Check each line of the entries below for the word "Number", then report how many have it, with no other words.

● **DATA FOR ANALYSIS**:
● ● ● ● ●

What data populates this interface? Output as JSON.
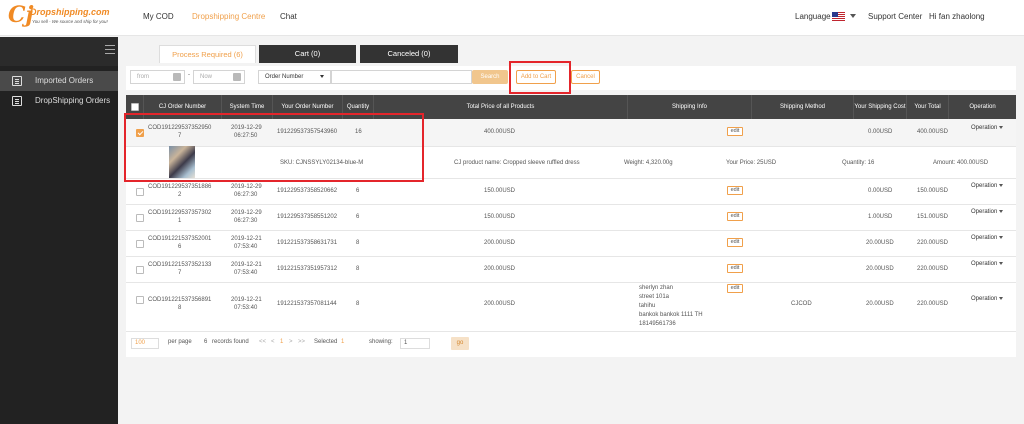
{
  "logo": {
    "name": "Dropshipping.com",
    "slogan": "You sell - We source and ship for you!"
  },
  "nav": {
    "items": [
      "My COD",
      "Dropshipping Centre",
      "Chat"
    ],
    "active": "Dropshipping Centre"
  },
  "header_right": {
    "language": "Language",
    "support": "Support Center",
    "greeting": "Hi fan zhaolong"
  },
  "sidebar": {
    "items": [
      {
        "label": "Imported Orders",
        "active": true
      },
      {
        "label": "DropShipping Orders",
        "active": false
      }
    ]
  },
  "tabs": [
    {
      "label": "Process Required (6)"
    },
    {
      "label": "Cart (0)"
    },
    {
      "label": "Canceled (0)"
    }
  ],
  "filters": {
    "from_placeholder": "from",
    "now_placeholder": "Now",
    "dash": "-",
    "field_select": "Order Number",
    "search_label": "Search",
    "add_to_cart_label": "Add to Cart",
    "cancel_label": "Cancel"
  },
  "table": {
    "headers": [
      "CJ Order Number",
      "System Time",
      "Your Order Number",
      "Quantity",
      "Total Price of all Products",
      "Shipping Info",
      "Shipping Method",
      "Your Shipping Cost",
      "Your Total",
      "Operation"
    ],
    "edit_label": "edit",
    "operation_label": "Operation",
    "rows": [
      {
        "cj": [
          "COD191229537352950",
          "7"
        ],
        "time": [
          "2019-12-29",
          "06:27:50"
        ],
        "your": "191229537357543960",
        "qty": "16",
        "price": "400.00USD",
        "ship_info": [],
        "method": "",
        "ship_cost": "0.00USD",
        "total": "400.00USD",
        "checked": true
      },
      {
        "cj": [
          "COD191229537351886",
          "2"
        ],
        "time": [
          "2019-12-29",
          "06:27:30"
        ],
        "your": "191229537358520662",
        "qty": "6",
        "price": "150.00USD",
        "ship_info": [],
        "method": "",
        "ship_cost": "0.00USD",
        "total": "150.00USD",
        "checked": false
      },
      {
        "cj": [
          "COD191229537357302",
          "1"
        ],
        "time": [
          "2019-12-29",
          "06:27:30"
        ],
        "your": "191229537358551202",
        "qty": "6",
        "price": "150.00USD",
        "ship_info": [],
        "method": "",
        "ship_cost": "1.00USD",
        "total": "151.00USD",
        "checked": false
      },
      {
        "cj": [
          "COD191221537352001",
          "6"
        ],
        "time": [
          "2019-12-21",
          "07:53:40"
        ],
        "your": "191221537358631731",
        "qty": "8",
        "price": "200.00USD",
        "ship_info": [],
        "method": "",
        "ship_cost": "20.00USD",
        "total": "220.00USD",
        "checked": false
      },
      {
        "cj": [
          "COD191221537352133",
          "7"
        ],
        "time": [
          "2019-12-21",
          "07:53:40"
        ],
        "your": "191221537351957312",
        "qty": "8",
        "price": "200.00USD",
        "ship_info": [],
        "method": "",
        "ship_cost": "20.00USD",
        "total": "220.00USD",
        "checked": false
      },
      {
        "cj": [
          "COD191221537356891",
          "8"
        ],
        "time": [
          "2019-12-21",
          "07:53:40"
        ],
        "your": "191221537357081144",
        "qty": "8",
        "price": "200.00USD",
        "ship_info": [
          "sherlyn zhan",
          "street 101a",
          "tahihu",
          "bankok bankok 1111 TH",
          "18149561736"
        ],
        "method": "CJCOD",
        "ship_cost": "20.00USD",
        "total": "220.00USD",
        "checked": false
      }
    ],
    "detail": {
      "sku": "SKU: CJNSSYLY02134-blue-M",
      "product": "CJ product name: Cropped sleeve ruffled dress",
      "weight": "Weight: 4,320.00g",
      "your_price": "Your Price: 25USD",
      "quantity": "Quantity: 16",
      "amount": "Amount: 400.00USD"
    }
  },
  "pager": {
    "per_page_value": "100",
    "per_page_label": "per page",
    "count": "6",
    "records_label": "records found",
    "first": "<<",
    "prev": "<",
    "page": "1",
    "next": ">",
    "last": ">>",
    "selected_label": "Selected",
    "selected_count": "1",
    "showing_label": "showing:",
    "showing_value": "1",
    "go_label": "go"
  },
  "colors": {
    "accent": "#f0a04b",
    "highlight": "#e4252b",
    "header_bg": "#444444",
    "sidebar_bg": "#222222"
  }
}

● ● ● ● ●

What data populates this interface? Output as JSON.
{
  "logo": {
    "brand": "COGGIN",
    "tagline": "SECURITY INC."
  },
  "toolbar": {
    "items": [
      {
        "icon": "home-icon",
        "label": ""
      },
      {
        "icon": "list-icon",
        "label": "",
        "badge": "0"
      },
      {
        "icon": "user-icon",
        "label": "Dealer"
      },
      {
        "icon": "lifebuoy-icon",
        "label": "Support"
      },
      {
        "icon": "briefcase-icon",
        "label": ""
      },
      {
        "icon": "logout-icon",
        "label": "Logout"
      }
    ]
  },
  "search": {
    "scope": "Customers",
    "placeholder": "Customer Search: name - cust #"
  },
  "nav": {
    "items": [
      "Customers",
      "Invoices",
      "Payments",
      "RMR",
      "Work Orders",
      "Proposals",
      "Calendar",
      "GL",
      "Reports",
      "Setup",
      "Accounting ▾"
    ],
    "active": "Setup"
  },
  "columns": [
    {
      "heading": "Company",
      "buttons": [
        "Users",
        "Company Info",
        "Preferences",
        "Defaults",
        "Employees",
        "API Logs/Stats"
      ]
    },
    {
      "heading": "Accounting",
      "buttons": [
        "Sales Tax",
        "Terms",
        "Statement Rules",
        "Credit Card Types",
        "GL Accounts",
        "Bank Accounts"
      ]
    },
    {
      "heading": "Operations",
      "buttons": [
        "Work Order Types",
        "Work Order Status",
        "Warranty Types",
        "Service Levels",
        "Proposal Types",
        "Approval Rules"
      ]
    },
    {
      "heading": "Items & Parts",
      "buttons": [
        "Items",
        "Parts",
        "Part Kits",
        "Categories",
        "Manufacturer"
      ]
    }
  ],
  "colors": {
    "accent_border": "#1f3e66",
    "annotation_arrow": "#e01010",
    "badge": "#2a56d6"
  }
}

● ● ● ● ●

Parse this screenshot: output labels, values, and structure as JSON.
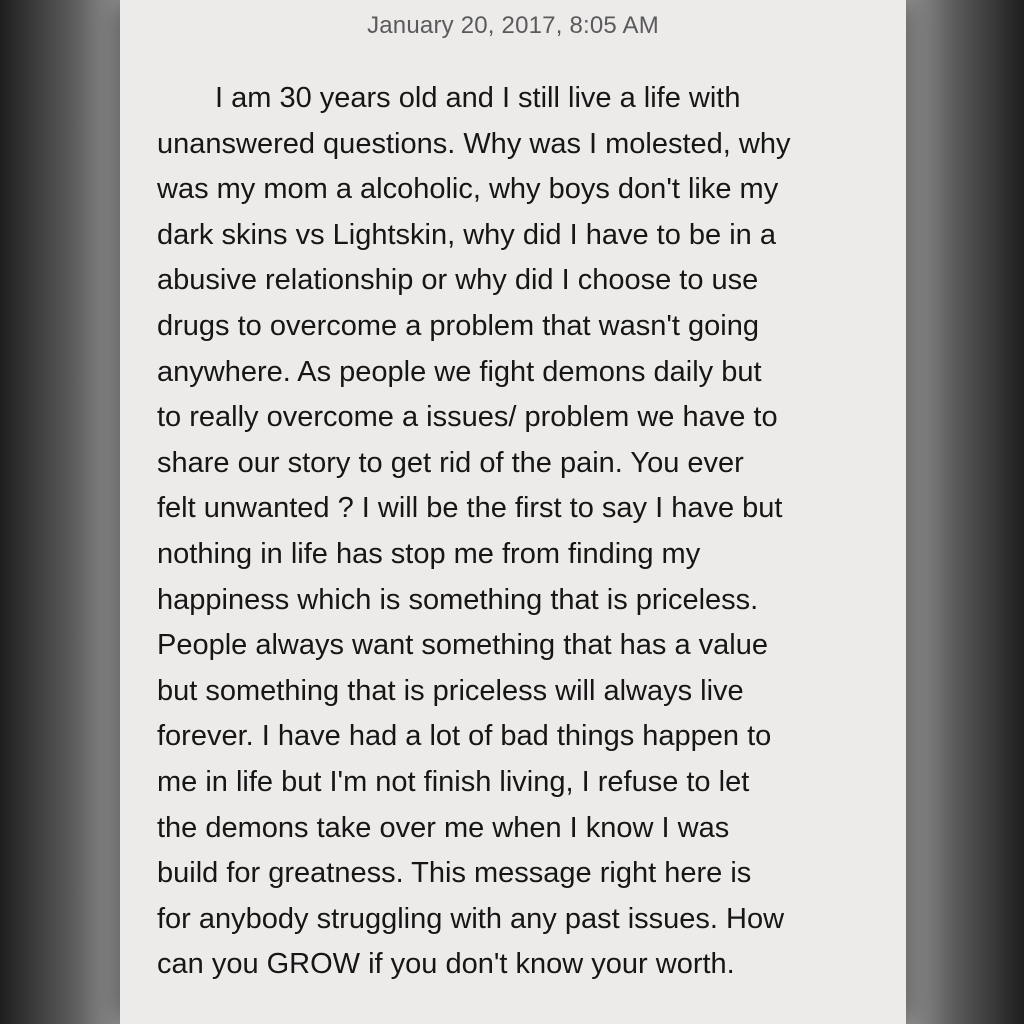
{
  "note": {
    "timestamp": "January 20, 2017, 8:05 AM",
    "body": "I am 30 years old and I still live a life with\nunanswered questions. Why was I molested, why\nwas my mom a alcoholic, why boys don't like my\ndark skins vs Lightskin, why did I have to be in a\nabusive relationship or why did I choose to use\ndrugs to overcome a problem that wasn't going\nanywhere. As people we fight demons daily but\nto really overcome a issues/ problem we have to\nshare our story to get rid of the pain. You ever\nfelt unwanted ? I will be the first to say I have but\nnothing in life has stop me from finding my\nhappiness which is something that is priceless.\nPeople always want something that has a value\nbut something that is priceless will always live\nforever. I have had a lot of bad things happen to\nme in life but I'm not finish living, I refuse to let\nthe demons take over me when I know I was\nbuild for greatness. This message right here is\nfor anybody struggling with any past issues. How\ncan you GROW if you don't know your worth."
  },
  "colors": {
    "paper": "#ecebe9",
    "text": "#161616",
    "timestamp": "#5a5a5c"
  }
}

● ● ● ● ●

● **TASK ANSWER**:
3